In short, don't use this sort of functionality to add two integers. If you need to perform complicated time stepping on a mesh, though, the extra overhead of the function invocation will be relatively innocuous.


David Mertens, <dcmertens.perl at>


Please report any bugs or feature requests at the project's main github page:


You can find documentation for this module with the perldoc command.

    perldoc C::TinyCompiler::Callable

You can also look for information at:


There are a number of modules or tools that do something similar to what C::TinyCompiler::Callable does. All of these modules use another compiler to generate the object code in use, so they will present tradeoffs in compile time and execution time compared with C::TinyCompiler::Callable.

C::TinyCompiler::Perl pulls in all of the Perl headers, which in principle would allow you to write your own Perl-callable C functions that manipulate the stack and everything. Of course, that is not documented and it's likely to be quite verbose, so it's not for the faint of heart.

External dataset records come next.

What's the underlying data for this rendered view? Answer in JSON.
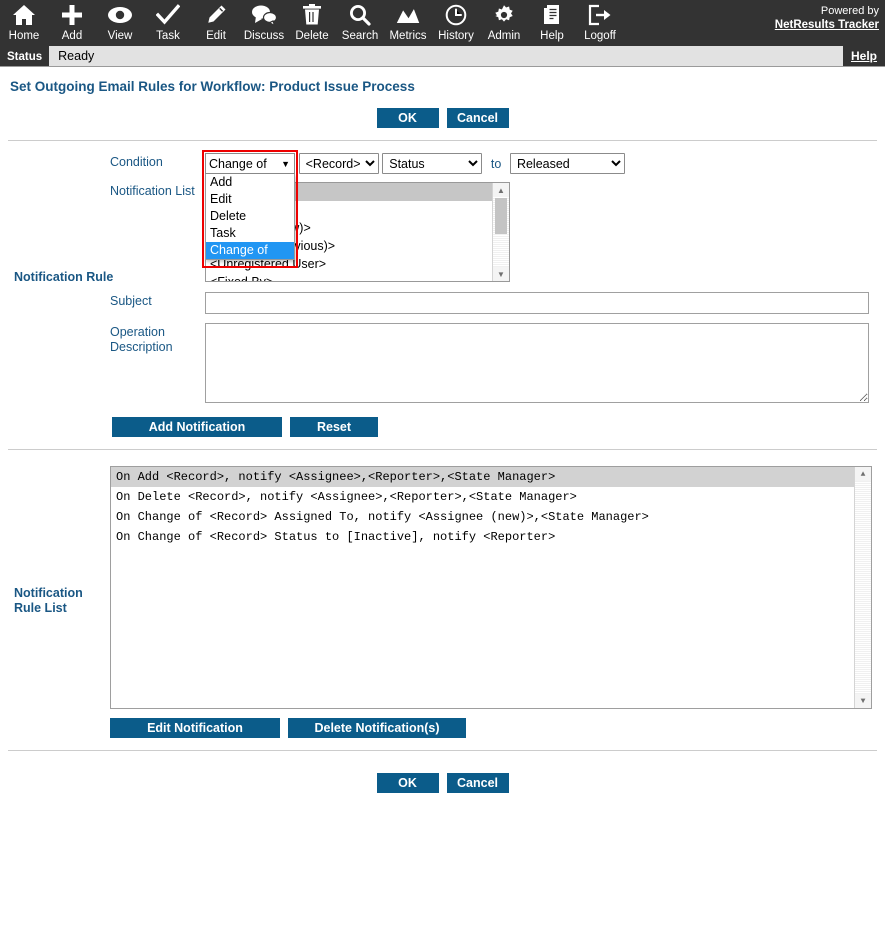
{
  "toolbar": {
    "items": [
      {
        "label": "Home",
        "icon": "home-icon"
      },
      {
        "label": "Add",
        "icon": "plus-icon"
      },
      {
        "label": "View",
        "icon": "eye-icon"
      },
      {
        "label": "Task",
        "icon": "check-icon"
      },
      {
        "label": "Edit",
        "icon": "pencil-icon"
      },
      {
        "label": "Discuss",
        "icon": "speech-bubbles-icon"
      },
      {
        "label": "Delete",
        "icon": "trash-icon"
      },
      {
        "label": "Search",
        "icon": "magnifier-icon"
      },
      {
        "label": "Metrics",
        "icon": "chart-icon"
      },
      {
        "label": "History",
        "icon": "clock-icon"
      },
      {
        "label": "Admin",
        "icon": "gear-icon"
      },
      {
        "label": "Help",
        "icon": "document-icon"
      },
      {
        "label": "Logoff",
        "icon": "exit-icon"
      }
    ],
    "branding_line1": "Powered by",
    "branding_line2": "NetResults Tracker"
  },
  "statusbar": {
    "tag": "Status",
    "text": "Ready",
    "help_label": "Help"
  },
  "page": {
    "title": "Set Outgoing Email Rules for Workflow: Product Issue Process",
    "ok_label": "OK",
    "cancel_label": "Cancel"
  },
  "notification_rule": {
    "group_label": "Notification Rule",
    "condition_label": "Condition",
    "notification_list_label": "Notification List",
    "subject_label": "Subject",
    "operation_description_label": "Operation Description",
    "to_word": "to",
    "condition_select": {
      "value": "Change of",
      "open": true,
      "options": [
        "Add",
        "Edit",
        "Delete",
        "Task",
        "Change of"
      ],
      "highlighted": "Change of"
    },
    "record_select": {
      "value": "<Record>",
      "options": [
        "<Record>"
      ]
    },
    "field_select": {
      "value": "Status",
      "options": [
        "Status"
      ]
    },
    "value_select": {
      "value": "Released",
      "options": [
        "Released"
      ]
    },
    "notification_list": {
      "items": [
        {
          "label": "",
          "selected": true
        },
        {
          "label": "",
          "selected": false
        },
        {
          "label": "<Assignee (new)>",
          "selected": false
        },
        {
          "label": "<Assignee (previous)>",
          "selected": false
        },
        {
          "label": "<Unregistered User>",
          "selected": false
        },
        {
          "label": "<Fixed By>",
          "selected": false
        }
      ]
    },
    "subject_value": "",
    "subject_placeholder": "",
    "operation_description_value": "",
    "operation_description_placeholder": "",
    "add_notification_label": "Add Notification",
    "reset_label": "Reset"
  },
  "notification_rule_list": {
    "label": "Notification Rule List",
    "items": [
      {
        "text": "On Add <Record>, notify <Assignee>,<Reporter>,<State Manager>",
        "selected": true
      },
      {
        "text": "On Delete <Record>, notify <Assignee>,<Reporter>,<State Manager>",
        "selected": false
      },
      {
        "text": "On Change of <Record> Assigned To, notify <Assignee (new)>,<State Manager>",
        "selected": false
      },
      {
        "text": "On Change of <Record> Status to [Inactive], notify <Reporter>",
        "selected": false
      }
    ],
    "edit_notification_label": "Edit Notification",
    "delete_notification_label": "Delete Notification(s)"
  },
  "colors": {
    "toolbar_bg": "#333333",
    "accent": "#0b5c8a",
    "link": "#1a5784",
    "highlight": "#2196f3",
    "redbox": "#ee0000"
  }
}
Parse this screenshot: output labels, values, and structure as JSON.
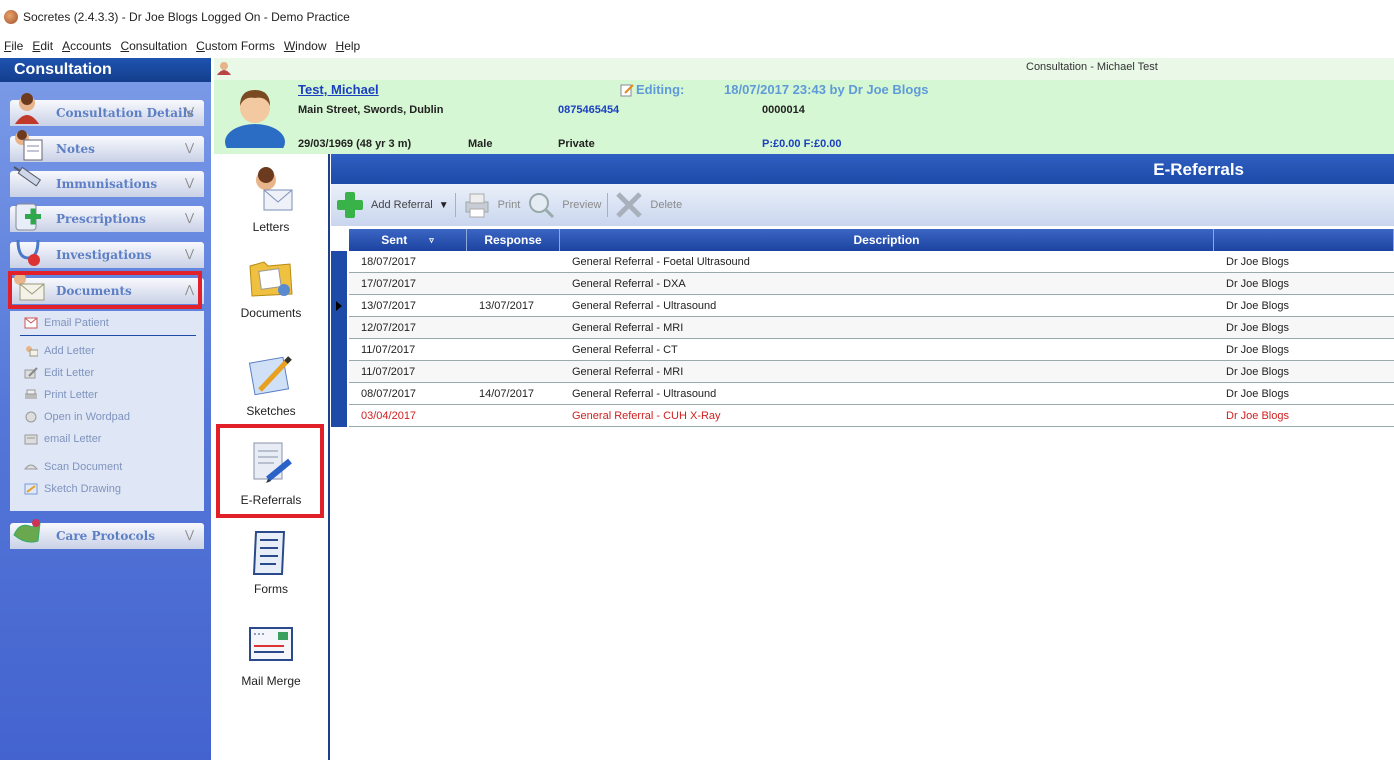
{
  "window": {
    "title": "Socretes (2.4.3.3) - Dr Joe Blogs Logged On - Demo Practice"
  },
  "menu": [
    "File",
    "Edit",
    "Accounts",
    "Consultation",
    "Custom Forms",
    "Window",
    "Help"
  ],
  "sidebar": {
    "header": "Consultation",
    "groups": [
      {
        "label": "Consultation Details",
        "icon": "consultation-icon"
      },
      {
        "label": "Notes",
        "icon": "notes-icon"
      },
      {
        "label": "Immunisations",
        "icon": "syringe-icon"
      },
      {
        "label": "Prescriptions",
        "icon": "prescription-icon"
      },
      {
        "label": "Investigations",
        "icon": "stethoscope-icon"
      },
      {
        "label": "Documents",
        "icon": "envelope-icon"
      },
      {
        "label": "Care Protocols",
        "icon": "care-protocols-icon"
      }
    ],
    "document_items": [
      "Email Patient",
      "Add Letter",
      "Edit Letter",
      "Print Letter",
      "Open in Wordpad",
      "email Letter",
      "Scan Document",
      "Sketch Drawing"
    ]
  },
  "patient": {
    "name": "Test, Michael",
    "address": "Main Street, Swords, Dublin",
    "dob": "29/03/1969 (48 yr 3 m)",
    "sex": "Male",
    "phone": "0875465454",
    "scheme": "Private",
    "editing_label": "Editing:",
    "editing_info": "18/07/2017 23:43 by Dr Joe Blogs",
    "patient_id": "0000014",
    "balance": "P:£0.00 F:£0.00",
    "window_label": "Consultation - Michael Test"
  },
  "tools": [
    "Letters",
    "Documents",
    "Sketches",
    "E-Referrals",
    "Forms",
    "Mail Merge"
  ],
  "ereferrals": {
    "title": "E-Referrals",
    "toolbar": {
      "add": "Add Referral",
      "print": "Print",
      "preview": "Preview",
      "delete": "Delete"
    },
    "columns": [
      "Sent",
      "Response",
      "Description",
      ""
    ],
    "rows": [
      {
        "sent": "18/07/2017",
        "response": "",
        "description": "General Referral - Foetal Ultrasound",
        "doctor": "Dr Joe Blogs"
      },
      {
        "sent": "17/07/2017",
        "response": "",
        "description": "General Referral - DXA",
        "doctor": "Dr Joe Blogs"
      },
      {
        "sent": "13/07/2017",
        "response": "13/07/2017",
        "description": "General Referral - Ultrasound",
        "doctor": "Dr Joe Blogs"
      },
      {
        "sent": "12/07/2017",
        "response": "",
        "description": "General Referral - MRI",
        "doctor": "Dr Joe Blogs"
      },
      {
        "sent": "11/07/2017",
        "response": "",
        "description": "General Referral - CT",
        "doctor": "Dr Joe Blogs"
      },
      {
        "sent": "11/07/2017",
        "response": "",
        "description": "General Referral - MRI",
        "doctor": "Dr Joe Blogs"
      },
      {
        "sent": "08/07/2017",
        "response": "14/07/2017",
        "description": "General Referral - Ultrasound",
        "doctor": "Dr Joe Blogs"
      },
      {
        "sent": "03/04/2017",
        "response": "",
        "description": "General Referral - CUH X-Ray",
        "doctor": "Dr Joe Blogs"
      }
    ]
  }
}
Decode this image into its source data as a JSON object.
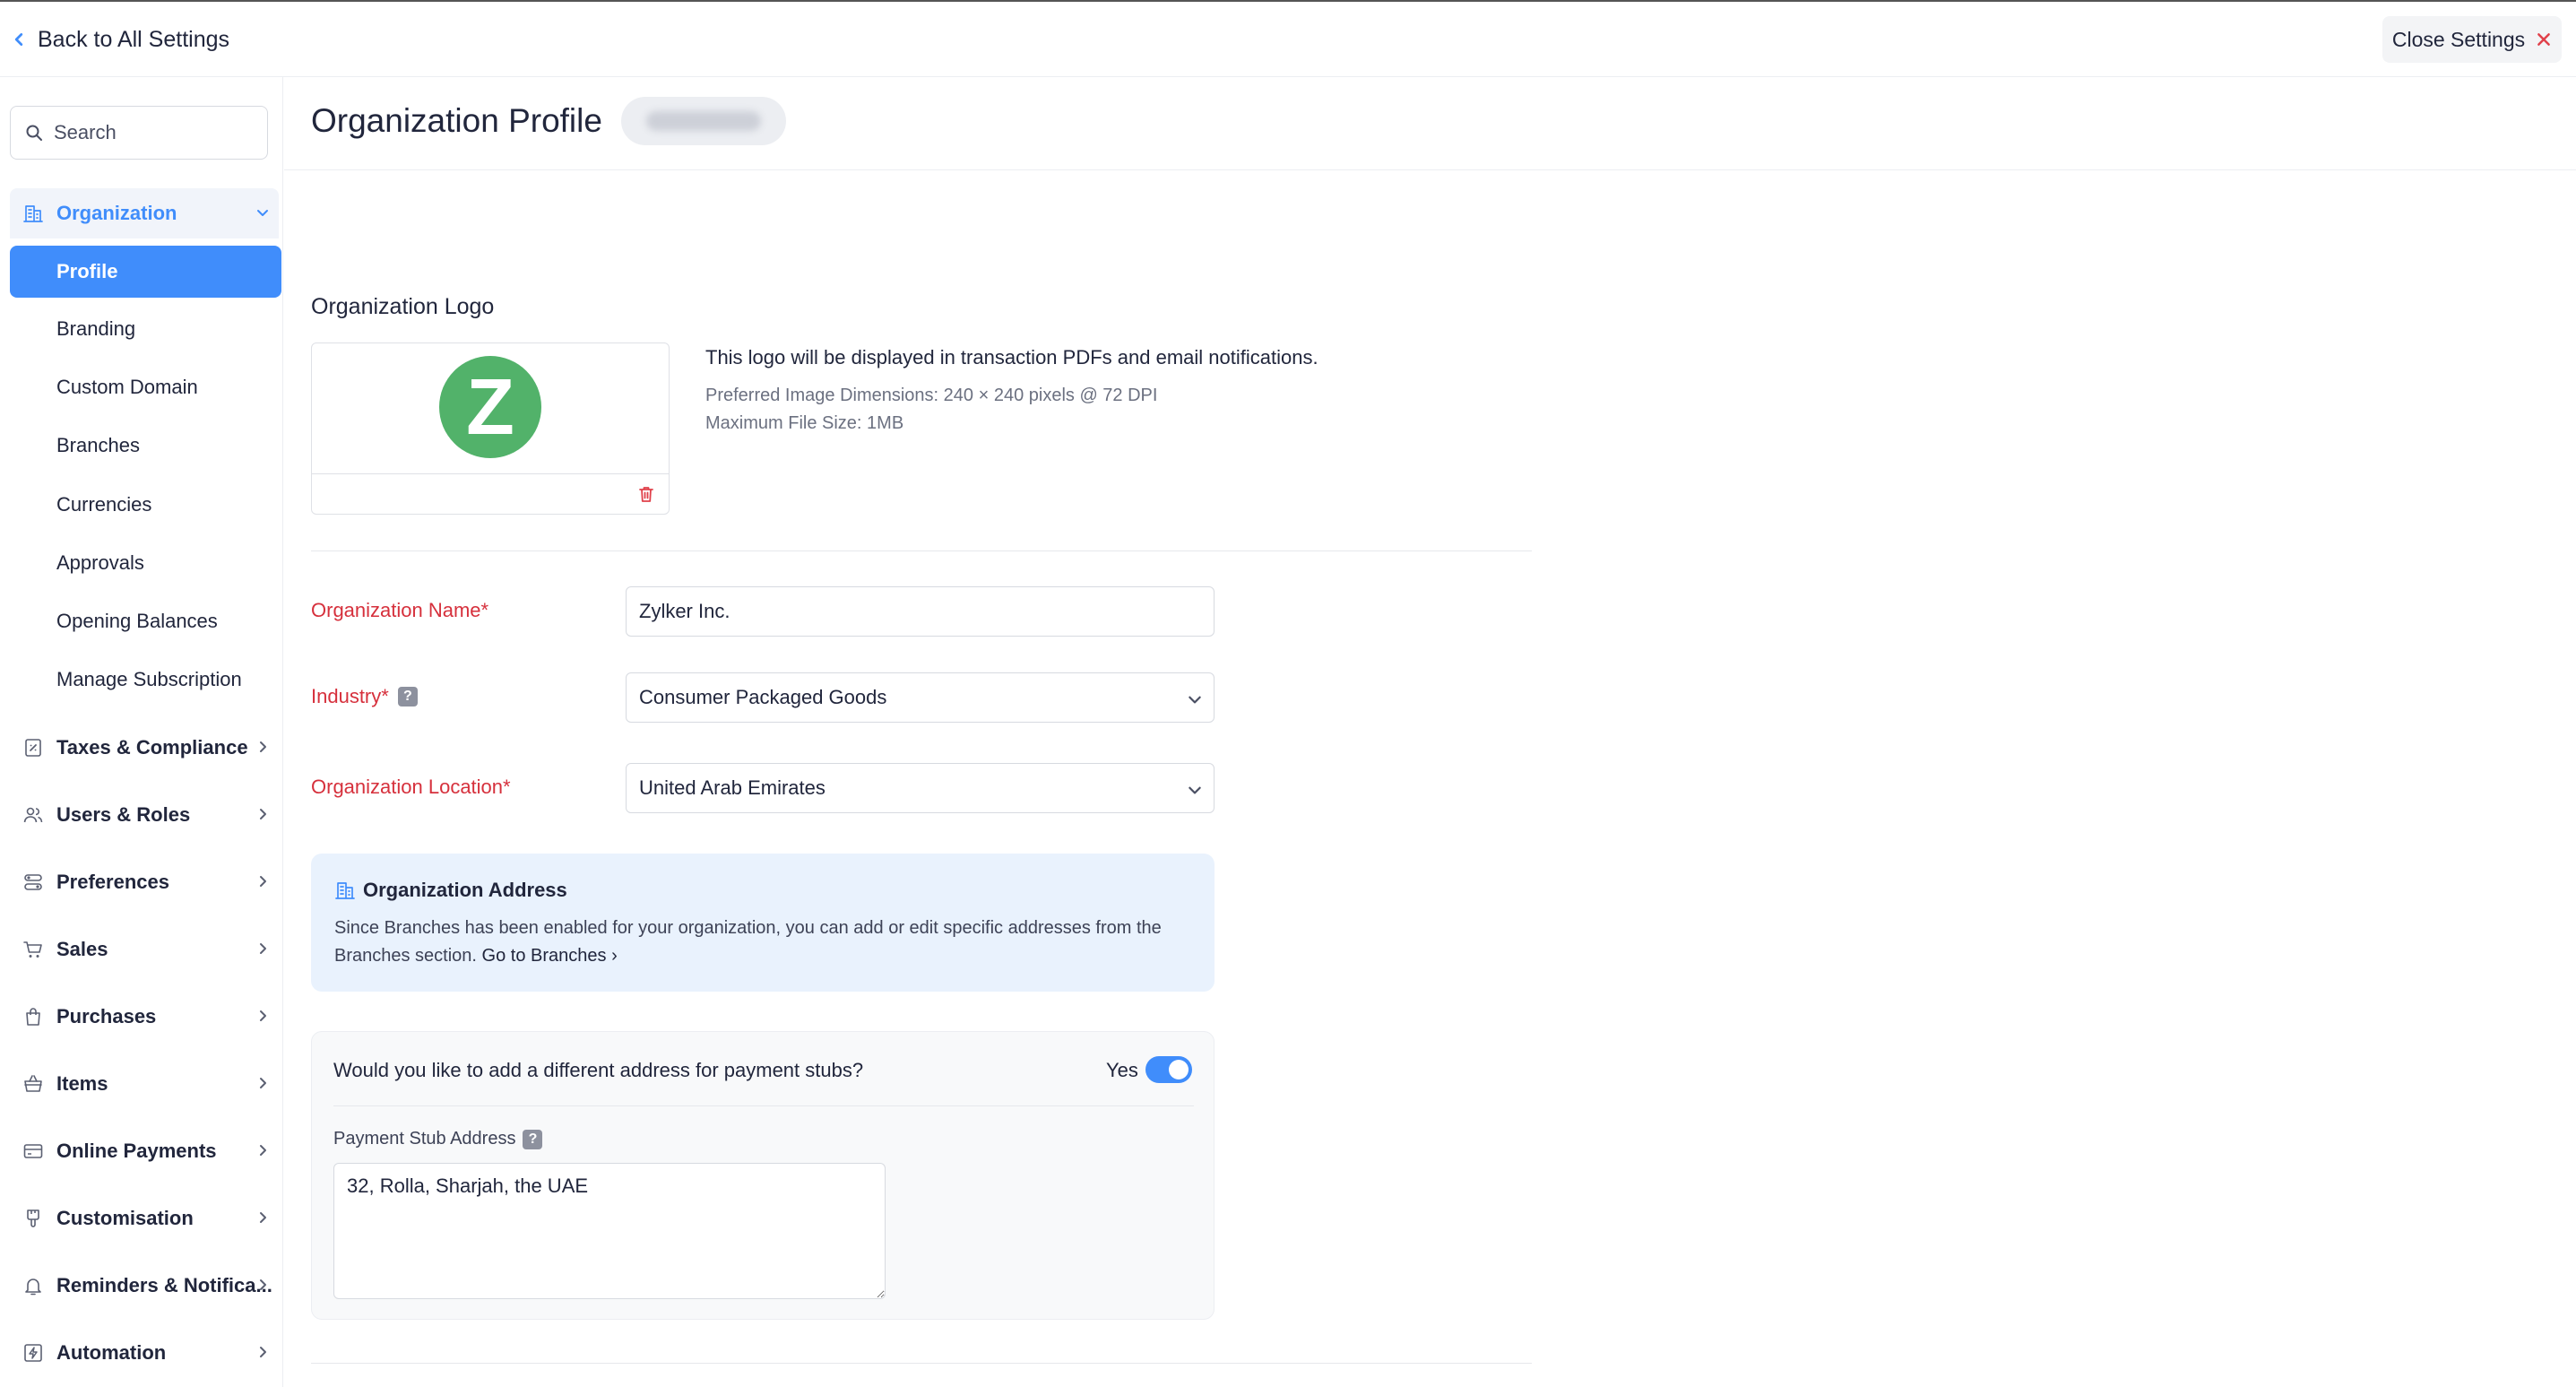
{
  "topbar": {
    "back_label": "Back to All Settings",
    "close_label": "Close Settings"
  },
  "sidebar": {
    "search_placeholder": "Search",
    "organization": {
      "label": "Organization",
      "items": [
        "Profile",
        "Branding",
        "Custom Domain",
        "Branches",
        "Currencies",
        "Approvals",
        "Opening Balances",
        "Manage Subscription"
      ],
      "active": "Profile"
    },
    "groups": [
      {
        "label": "Taxes & Compliance",
        "icon": "tax-icon"
      },
      {
        "label": "Users & Roles",
        "icon": "users-icon"
      },
      {
        "label": "Preferences",
        "icon": "preferences-icon"
      },
      {
        "label": "Sales",
        "icon": "cart-icon"
      },
      {
        "label": "Purchases",
        "icon": "bag-icon"
      },
      {
        "label": "Items",
        "icon": "basket-icon"
      },
      {
        "label": "Online Payments",
        "icon": "card-icon"
      },
      {
        "label": "Customisation",
        "icon": "brush-icon"
      },
      {
        "label": "Reminders & Notifica...",
        "icon": "bell-icon"
      },
      {
        "label": "Automation",
        "icon": "bolt-icon"
      }
    ]
  },
  "main": {
    "title": "Organization Profile",
    "logo_section": {
      "label": "Organization Logo",
      "logo_letter": "Z",
      "description": "This logo will be displayed in transaction PDFs and email notifications.",
      "dimensions": "Preferred Image Dimensions: 240 × 240 pixels @ 72 DPI",
      "max_size": "Maximum File Size: 1MB"
    },
    "fields": {
      "org_name_label": "Organization Name*",
      "org_name_value": "Zylker Inc.",
      "industry_label": "Industry*",
      "industry_value": "Consumer Packaged Goods",
      "location_label": "Organization Location*",
      "location_value": "United Arab Emirates"
    },
    "address_card": {
      "title": "Organization Address",
      "text": "Since Branches has been enabled for your organization, you can add or edit specific addresses from the Branches section.",
      "link": "Go to Branches ›"
    },
    "payment_stub": {
      "question": "Would you like to add a different address for payment stubs?",
      "toggle_label": "Yes",
      "toggle_on": true,
      "address_label": "Payment Stub Address",
      "address_value": "32, Rolla, Sharjah, the UAE"
    }
  },
  "colors": {
    "accent": "#408dfb",
    "required": "#d6303c",
    "logo_green": "#52b26a",
    "info_bg": "#e9f2fd"
  }
}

But in principle, that mechanism provides another way to generate hooks so you can call C functions from Perl.

For a runtime foreign function interface, see FFI::Raw, which mostly supersedes FFI (though the latter might be worth looking into). This module uses assembly to build a C stack and then directly fire your C function. Building the stack takes a little more effort on your part, but those details can easily be encapsulated in a Perl-side wrapper. The only reason I didn't use that module as this module's C function caller is that it is not (yet) as general as I would like and I didn't want to introduce another nontrivial dependency.

A more powerful means for building C functions and calling them from Perl is Inline::C. This has the full power of XS, and the full optimization of your local compiler, but is not designed to quickly compile. Generally, I find that Inline::C is a great means for prototyping my XS code, but the assumption is that eventually the codebase will reach a stable state. If you need to dynamically generate lots of different C functions throughout your code's execution, the compiler invocation overhead of Inline::C will likely not pay off compared to the speed of tcc's compilation.

If your goal is to write a stable set of C functions that can be called from Perl, you should ultimately look into Perl's C interface layer, perlxs. XS is generally meant to be used in the context of a module or suite of modules, and it is nicely wrapped by Inline::C (and more basically by Inline::XS). If you do not need to generate C code on the fly, this is the best means for writing code that quickly invokes and executes. The Perl hooks into your code will be the most direct of all of these options, and the generated object code will be optimized by your compiler in ways that tcc likely will not be.


Portions of this module's code are copyright (c) 2013 Northwestern University.

Portions of this module's code are copyright (c) 2013 Dickinson College.

This module's documentation is copyright (c) 2013 David Mertens.

This program is free software; you can redistribute it and/or modify it under the terms of either: the GNU General Public License as published by the Free Software Foundation; or the Artistic License.

See for more information.